As might be expected, these elderly folks are not without health complications.  Virtually all of the 90-plus crowd who live in nursing homes have at least one disability, while four out of five who live elsewhere also have to deal with one or more disabilities.

Copyright 2011 ABC News Radio

Sunday
Apr242011

Countries Mark World Malaria Day

Stockbyte/Thinkstock(WASHINGTON) -- On Monday countries across the globe will acknowledge World Malaria Day.

According to the World Health Organization (WHO), World Malaria Day was instituted by the World Health Assembly in 2007, and is an occasion for recognizing the global effort devoted to providing effective control of the disease.

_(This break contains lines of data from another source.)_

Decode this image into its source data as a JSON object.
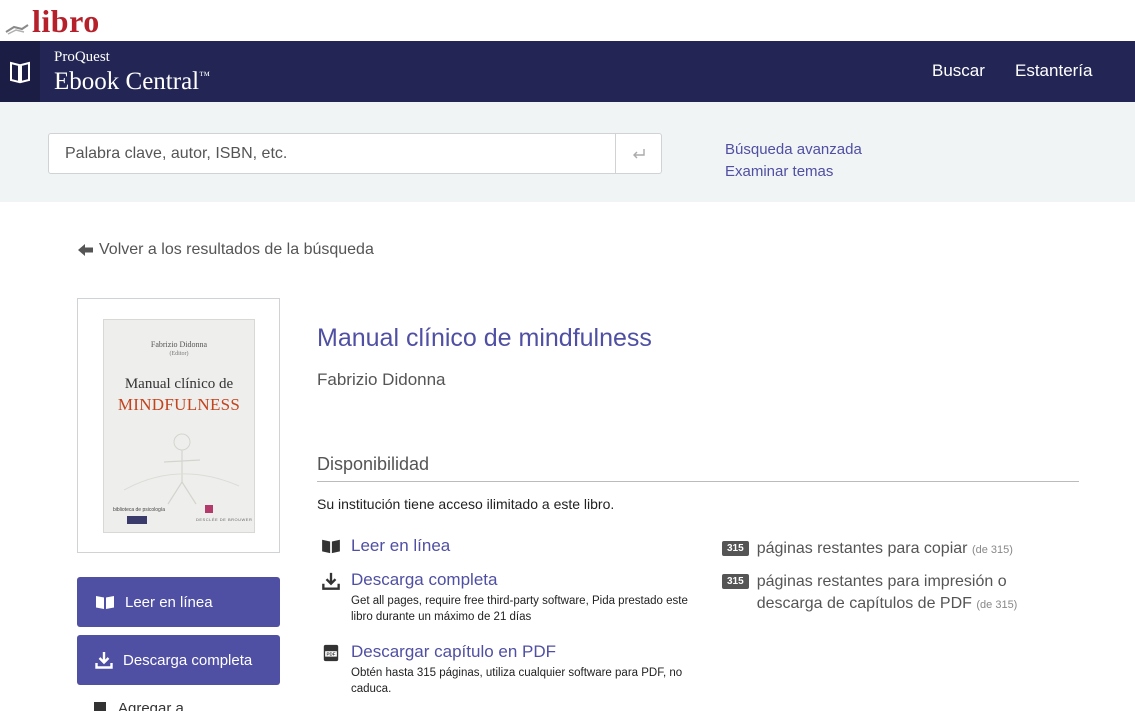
{
  "brand_banner": {
    "text": "libro",
    "color": "#b5202a"
  },
  "navbar": {
    "brand_small": "ProQuest",
    "brand_big": "Ebook Central",
    "trademark": "™",
    "links": [
      "Buscar",
      "Estantería"
    ],
    "background": "#232655"
  },
  "search": {
    "placeholder": "Palabra clave, autor, ISBN, etc.",
    "advanced_link": "Búsqueda avanzada",
    "browse_link": "Examinar temas"
  },
  "back_link": "Volver a los resultados de la búsqueda",
  "cover": {
    "author": "Fabrizio Didonna",
    "editor": "(Editor)",
    "title_line1": "Manual clínico de",
    "title_line2": "MINDFULNESS",
    "series": "biblioteca de psicología",
    "publisher": "DESCLÉE DE BROUWER"
  },
  "side_buttons": {
    "read_online": "Leer en línea",
    "full_download": "Descarga completa",
    "partial_label": "Agregar a..."
  },
  "book": {
    "title": "Manual clínico de mindfulness",
    "author": "Fabrizio Didonna"
  },
  "availability": {
    "heading": "Disponibilidad",
    "note": "Su institución tiene acceso ilimitado a este libro.",
    "actions": [
      {
        "label": "Leer en línea",
        "icon": "book-open-icon",
        "desc": ""
      },
      {
        "label": "Descarga completa",
        "icon": "download-icon",
        "desc": "Get all pages, require free third-party software, Pida prestado este libro durante un máximo de 21 días"
      },
      {
        "label": "Descargar capítulo en PDF",
        "icon": "pdf-icon",
        "desc": "Obtén hasta 315 páginas, utiliza cualquier software para PDF, no caduca."
      }
    ],
    "quotas": [
      {
        "count": "315",
        "text": "páginas restantes para copiar",
        "of": "(de 315)"
      },
      {
        "count": "315",
        "text": "páginas restantes para impresión o descarga de capítulos de PDF",
        "of": "(de 315)"
      }
    ]
  },
  "accent_color": "#4f4fa3"
}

The WHO says the day is also an opportunity for research and academic institutions to flag their scientific advances to experts and the general public and for international partners, companies and foundations to feature their efforts and reflect on how to improve upon what has worked

Individuals living in extremely poor countries are said to be most vulnerable to malaria. Every year there are about 250 million cases of malaria reported throughout the world, and nearly 800,000 deaths, according to the WHO.

Approximately 1,200 to 1,500 new cases are reported in the United States each year, according to the U.S. Census Bureau, with all cases said to be originating outside of U.S. borders.

Copyright 2011 ABC News Radio







ABC News Radio